Rob Wilson (Head of Subject; Sport Business Management, Sheffield Hallam University) and Dan Plumley (Senior Lecturer in Sport Business Management, Sheffield Hallam University) are the authors of this article which was originally published in The Conversation, an independent source of news and views from the academic and research community.
“Hated, adored, and never ignored” is a slogan well-known to Manchester United fans. They could certainly be forgiven for thinking that the spotlight is shining very brightly on their club this season, too. With well-documented issues on and off the field, problems with playing style and a grumpy manager, it would not be uncommon for you to think that Manchester United had been toppled from their position as one of the world’s strongest football brands.
But herein lies the paradox. In the latest issue of the Deloitte Money League, which ranks football clubs by revenue, Manchester United finished top for the tenth time in the last 21 years. In the Forbes list of the world’s most valuable sports teams, they finished second behind the Dallas Cowboys and were the highest placed football club. And, in a recent report by media company CSM Sport and Entertainment, they topped the club-by-club list, having generated £272m a year from more than 70 different sponsors.
When it comes to off-field metrics, Manchester United dominates the performance tables – even when it is struggling on the pitch.
Looking forward, glancing back
After releasing some of Manchester United’s most recent financial results, the club’s executive vice chair, Ed Woodward indicated that playing performance did little to affect the club’s commercial might. Indeed, despite a relatively lean period of playing success since the departure of manager Alex Ferguson in 2013 and during the comings and goings of three different managers, Manchester United generated revenues of nearly £600m in 2017-18.
The club’s stock price has been more turbulent, but remains high at US$20 per share today compared to US$18 this time last year.
Yet, for all of Ed Woodward’s protestations to the contrary, the evidence is fairly clear: financial performance is inextricably linked to playing performance. The club even makes reference to it in its annual reports, saying in the most recent set of accounts that “forward-looking statements may be influenced by … our dependence on the performance and popularity of our first team”.
Winning on the pitch absolutely equates to more revenue. Research makes it clear that a team that returns better playing performances will also fare better in the financial statements. Working with Simon Shibli, we devised a formula to measure the holistic performance of professional football clubs. This assessment took into account a range of performance indicators including revenues, profits and cash balances, alongside stadium use data and league points.
We found that Manchester United returned a near perfect score with revenues rising as a result of sustained playing success and finished way in front of their rivals, as the following chart illustrates:
Commercial powerhouse, underachiever
Despite MUFC topping the revenue charts, showing excellent growth since 2000, its growth in commercial value has been non-existent since 2016, increasing by a modest £8m in two years. With broadcasting revenue being distributed fairly equally (and fixed by broadcasters) and ticket revenue determined by stadium capacity, commercial revenue is the only way a club can really pull away from its competitors in monetary terms.

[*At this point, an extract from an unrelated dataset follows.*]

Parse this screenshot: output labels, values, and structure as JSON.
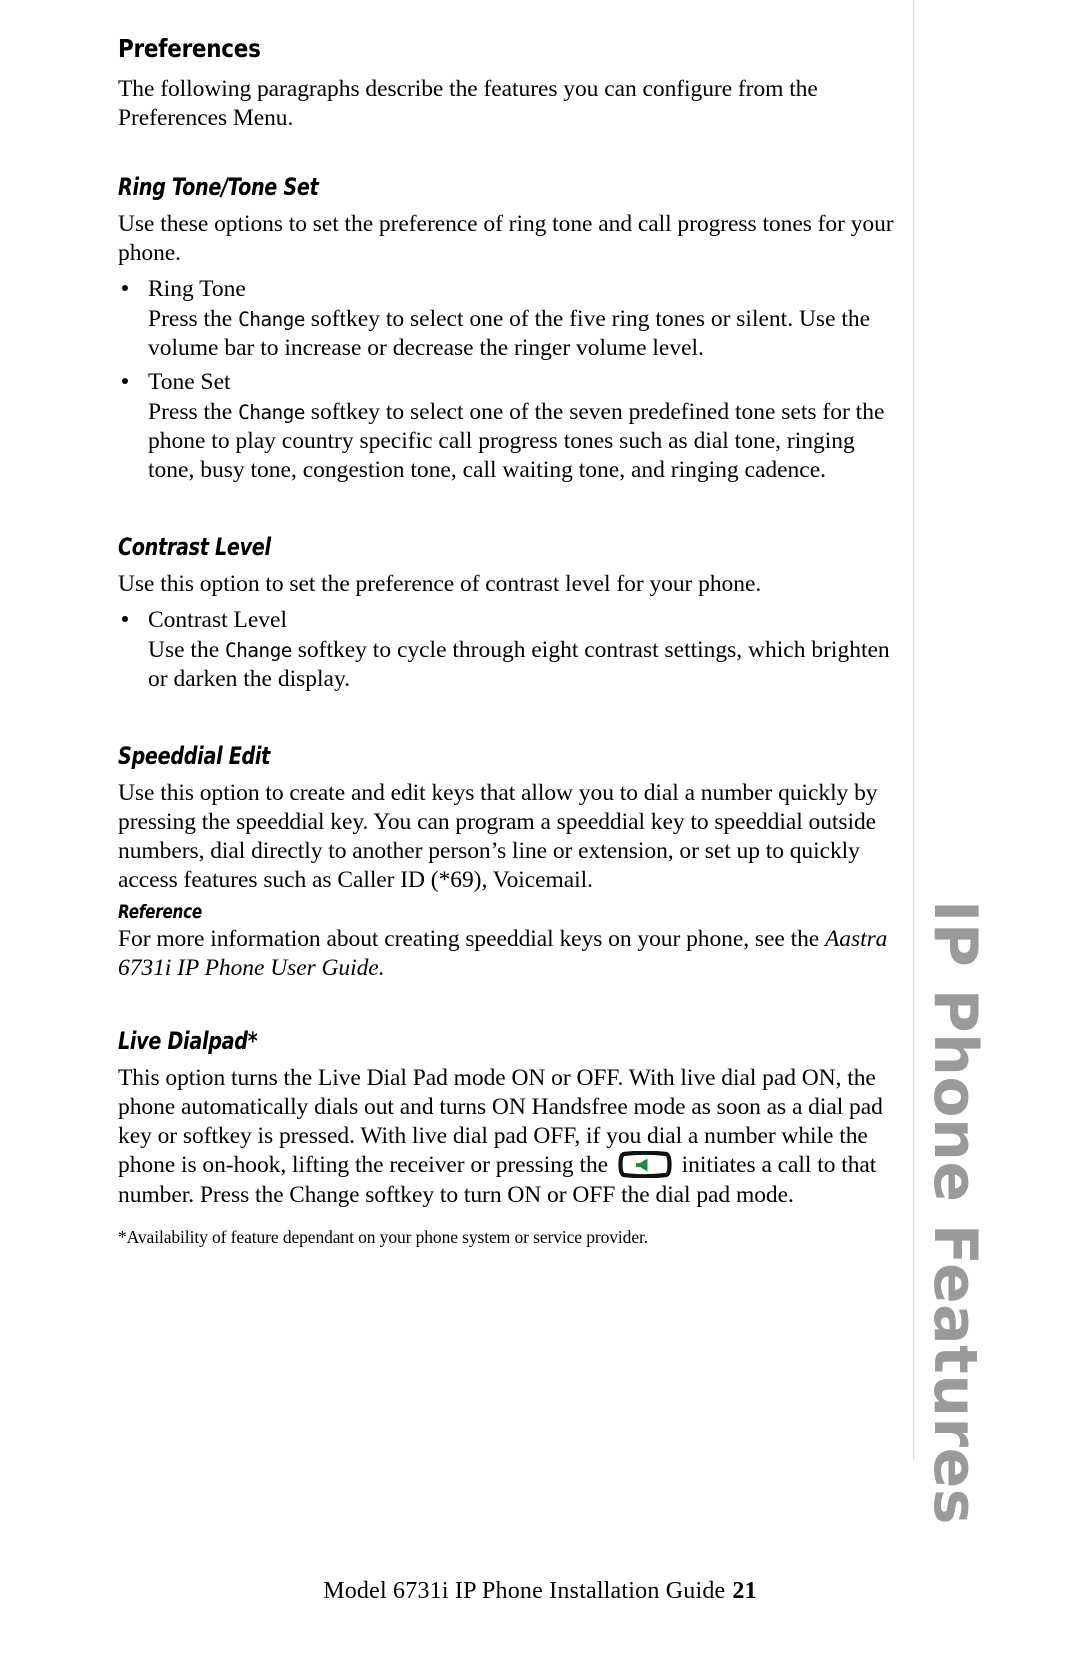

As one of the world’s most iconic football brands, it’s not always as difficult to attract sponsors. But could United have generated a higher return had its results been more positive?
The recent shirt sleeve sponsorship with American manufacturing company Kohler, worth an estimated £20m, is again the highest value sleeve sponsorship in the league. But what value might it have commanded had MUFC won the premier league title in recent seasons, or had they not left the UEFA Champions League early last season after a dismal performance, before they signed the deal?
United have been smart. They have tied headline sponsors down to long contracts with shirt sponsor Chevrolet paying for a seven season deal worth £53m a year. Adidas makes its kit under licence for £75m per season and is committed to ten years. What would those deals be worth if renegotiated now?
The special one
United have spent heavily on transfers since 2013, with only cross-city rivals Manchester City outspending them. But it is results that keep managers in a job and Jose Mourinho – the self-styled “special one” – is on thin ice. The well-respected 21st Club predicts the end of season finishing positions after every fixture and currently projects MUFC to finish on 67 points in sixth place. They won 64 under David Moyes (manager 2013-14) and 66 under Louis Van Gaal (manager 2014-16, before he was sacked the day after winning the FA Cup in May 2016).
Sixth place would mean missing out on the UEFA Champions League, costing the club at least £35m in unearned revenue – a figure not too far away from the compensation they’d probably have to pay if they sacked Mourinho. The academic evidence would also support a change earlier in the season, to give a new manager time to make a difference. The question is whether Ed Woodward wants to roll the dice.
Goals, rather than profits, tend to get fans out of bed in the morning and despite a recent second-half performance to get them shouting against Newcastle United, United fans have had little to excite them this season. While they may have set the standard that others can only dream of when it comes to revenue generation, it is clear that they need to wake up, smell the coffee and start winning again.